I recently attended the Barleywine Bacchanal at Beveridge Place Pub in West Seattle. In my post discussing this event, I provided some basic tasting notes for the various barleywines I tried at the festival. As I was composing that post and reading over my tasting notes, I realized that my observations about each barleywine were only superficial. Basic smells, malty or hoppy, clean finish or aftertaste, etc.
While those were worthwhile notes, I've been longing for a way to make my tasting descriptions more precise, more consistent, and more accurate. Both for my own benefit and for the benefit of you, my readers - so that you'll have a better idea of what types of beers you read about here that you might enjoy for yourself.
I've known about the Beer Judge Certification Program (BJCP) for quite a while now but, for some reason, I've never pursued getting my certification. Well, I've decided it's time to do just that. Becoming certified is a long road and does not end with your initial certification. There are various levels of judging excellence (rankings) you can achieve.
Your rank is determined by your exam score(s) combined with your experience points:
-At least a 'passing' score on the exam and at least 5 experience points nets you the rank: "Recognized".
-A score of at least 70 on the exam and at least 5 experience points nets you the rank: "Certified".
-A score of at least 80 on the exam and at least 20 experience points nets you the rank: "National".
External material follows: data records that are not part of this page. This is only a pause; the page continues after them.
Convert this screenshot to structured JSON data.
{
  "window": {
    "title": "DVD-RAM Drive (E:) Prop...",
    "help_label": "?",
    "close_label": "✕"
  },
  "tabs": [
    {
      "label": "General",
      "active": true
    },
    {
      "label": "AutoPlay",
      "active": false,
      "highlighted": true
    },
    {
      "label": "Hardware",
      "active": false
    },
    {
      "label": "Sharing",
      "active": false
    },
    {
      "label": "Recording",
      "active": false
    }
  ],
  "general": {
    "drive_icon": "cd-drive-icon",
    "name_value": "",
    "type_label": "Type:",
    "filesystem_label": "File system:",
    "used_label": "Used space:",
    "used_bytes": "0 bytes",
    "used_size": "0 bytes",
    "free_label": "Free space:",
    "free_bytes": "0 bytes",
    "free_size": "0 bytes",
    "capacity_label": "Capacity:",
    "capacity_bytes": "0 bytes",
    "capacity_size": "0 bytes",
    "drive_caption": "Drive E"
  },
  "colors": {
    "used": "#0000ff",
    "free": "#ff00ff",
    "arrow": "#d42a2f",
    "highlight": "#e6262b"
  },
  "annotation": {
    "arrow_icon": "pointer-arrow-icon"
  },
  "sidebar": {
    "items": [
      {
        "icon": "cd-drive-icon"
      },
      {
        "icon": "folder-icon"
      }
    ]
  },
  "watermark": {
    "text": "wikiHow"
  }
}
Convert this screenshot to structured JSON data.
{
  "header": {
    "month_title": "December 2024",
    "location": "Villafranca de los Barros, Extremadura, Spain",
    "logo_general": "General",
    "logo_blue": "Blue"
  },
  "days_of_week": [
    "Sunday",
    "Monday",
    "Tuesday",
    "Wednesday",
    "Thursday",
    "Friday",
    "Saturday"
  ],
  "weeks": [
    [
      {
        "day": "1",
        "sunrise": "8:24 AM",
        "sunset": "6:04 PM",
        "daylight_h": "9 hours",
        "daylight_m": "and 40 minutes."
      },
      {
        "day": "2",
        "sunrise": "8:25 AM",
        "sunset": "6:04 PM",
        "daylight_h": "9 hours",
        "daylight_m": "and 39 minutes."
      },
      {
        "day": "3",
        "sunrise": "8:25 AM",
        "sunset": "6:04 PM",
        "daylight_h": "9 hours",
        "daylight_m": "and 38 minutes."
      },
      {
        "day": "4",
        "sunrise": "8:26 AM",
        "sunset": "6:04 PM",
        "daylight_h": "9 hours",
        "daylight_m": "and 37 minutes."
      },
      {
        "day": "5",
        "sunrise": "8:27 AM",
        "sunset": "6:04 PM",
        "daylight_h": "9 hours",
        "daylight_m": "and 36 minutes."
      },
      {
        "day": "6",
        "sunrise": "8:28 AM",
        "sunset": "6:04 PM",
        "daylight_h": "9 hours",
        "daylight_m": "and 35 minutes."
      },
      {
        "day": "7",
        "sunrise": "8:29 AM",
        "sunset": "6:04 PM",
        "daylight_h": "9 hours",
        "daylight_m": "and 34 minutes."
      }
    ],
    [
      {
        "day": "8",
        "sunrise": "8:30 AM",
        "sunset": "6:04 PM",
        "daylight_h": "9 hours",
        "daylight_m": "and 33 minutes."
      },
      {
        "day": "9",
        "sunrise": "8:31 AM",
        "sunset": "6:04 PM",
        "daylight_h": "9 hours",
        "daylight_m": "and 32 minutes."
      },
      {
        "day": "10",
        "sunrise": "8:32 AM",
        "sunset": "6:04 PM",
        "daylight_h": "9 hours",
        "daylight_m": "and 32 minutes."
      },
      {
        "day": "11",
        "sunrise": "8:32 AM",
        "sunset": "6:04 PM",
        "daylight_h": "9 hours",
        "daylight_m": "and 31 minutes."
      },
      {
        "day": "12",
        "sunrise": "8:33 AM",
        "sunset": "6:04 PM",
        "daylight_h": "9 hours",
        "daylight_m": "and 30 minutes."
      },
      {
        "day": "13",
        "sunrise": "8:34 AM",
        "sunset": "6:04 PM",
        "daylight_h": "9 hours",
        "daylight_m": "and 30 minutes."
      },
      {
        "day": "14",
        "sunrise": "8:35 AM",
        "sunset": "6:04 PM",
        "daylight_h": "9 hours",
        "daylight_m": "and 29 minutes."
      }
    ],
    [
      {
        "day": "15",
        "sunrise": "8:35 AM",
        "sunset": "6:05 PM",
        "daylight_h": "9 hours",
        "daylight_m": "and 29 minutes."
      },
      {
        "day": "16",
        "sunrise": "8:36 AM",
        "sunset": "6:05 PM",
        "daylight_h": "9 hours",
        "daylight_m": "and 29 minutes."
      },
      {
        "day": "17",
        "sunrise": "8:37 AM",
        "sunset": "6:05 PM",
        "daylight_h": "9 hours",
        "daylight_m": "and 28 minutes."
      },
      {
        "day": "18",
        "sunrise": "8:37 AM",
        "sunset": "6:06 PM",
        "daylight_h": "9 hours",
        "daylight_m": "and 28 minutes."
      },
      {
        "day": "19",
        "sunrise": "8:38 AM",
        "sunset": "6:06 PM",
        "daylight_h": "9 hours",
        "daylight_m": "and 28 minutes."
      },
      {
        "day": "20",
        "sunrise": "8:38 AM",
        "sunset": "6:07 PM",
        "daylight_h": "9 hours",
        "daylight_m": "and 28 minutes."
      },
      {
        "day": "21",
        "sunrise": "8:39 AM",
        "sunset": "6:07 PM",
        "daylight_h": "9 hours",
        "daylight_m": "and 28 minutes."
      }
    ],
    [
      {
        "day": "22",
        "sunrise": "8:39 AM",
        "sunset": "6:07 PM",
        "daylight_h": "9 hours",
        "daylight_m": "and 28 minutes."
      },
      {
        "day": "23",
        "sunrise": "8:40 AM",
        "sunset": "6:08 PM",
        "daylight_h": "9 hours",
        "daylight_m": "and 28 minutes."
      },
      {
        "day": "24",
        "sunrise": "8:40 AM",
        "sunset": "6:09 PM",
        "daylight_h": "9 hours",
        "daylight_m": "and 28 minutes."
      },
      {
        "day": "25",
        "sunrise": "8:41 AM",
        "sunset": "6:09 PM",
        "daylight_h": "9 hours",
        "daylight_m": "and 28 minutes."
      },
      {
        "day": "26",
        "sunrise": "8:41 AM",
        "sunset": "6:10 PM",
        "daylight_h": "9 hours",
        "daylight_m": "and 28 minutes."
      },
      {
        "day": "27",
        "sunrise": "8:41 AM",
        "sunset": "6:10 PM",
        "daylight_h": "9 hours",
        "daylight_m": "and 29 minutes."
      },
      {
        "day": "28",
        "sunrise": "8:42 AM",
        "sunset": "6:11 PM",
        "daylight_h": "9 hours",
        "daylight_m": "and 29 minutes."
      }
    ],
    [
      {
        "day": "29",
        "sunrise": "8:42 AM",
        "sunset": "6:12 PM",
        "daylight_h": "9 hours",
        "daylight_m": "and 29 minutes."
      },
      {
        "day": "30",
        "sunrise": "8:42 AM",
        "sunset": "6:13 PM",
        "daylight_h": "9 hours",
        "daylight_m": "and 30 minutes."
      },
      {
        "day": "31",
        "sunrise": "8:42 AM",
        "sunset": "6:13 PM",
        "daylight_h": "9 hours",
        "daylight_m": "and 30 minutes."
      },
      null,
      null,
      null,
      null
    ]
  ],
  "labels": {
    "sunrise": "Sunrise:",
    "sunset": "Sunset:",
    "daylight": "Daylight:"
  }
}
BJCP Judges can achieve "Master" status with a score of at least 90 on the exam and at least 40 experience points.
I'll go it on my own, but I'd prefer to find a few friends to take the journey with me. The BJCP flavor kits - which can help you learn the various desired and 'off' flavors in beers is not very expensive, but they do provide enough flavors for 20-30 beer drinkers! Wow.
(If any of my readers are interested in pursuing the BJCP Certification with me and you live in the Seattle/South Sound area, please contact me at firstname.lastname@example.org.)
Once certified, BJCP Certified judges can sign up/apply to be a judge at a wide variety of beer competitions. Some big advantages of this include being among the first to taste many new beers (as the judges usually get first shot at most judged competitions and festivals), as well as the ability to provide other beer afficianados with precise scores and descriptions, to assist them in making their choices from the large number of beers usually available at most competitions and festivals.
The first step in my journey will begin with renewing my membership in the American Homebrewer's Association. I was a member for several years, but I've allowed my membership to lapse and it's time to get active again. Wish me luck!
Drink responsibly and stay safe out there!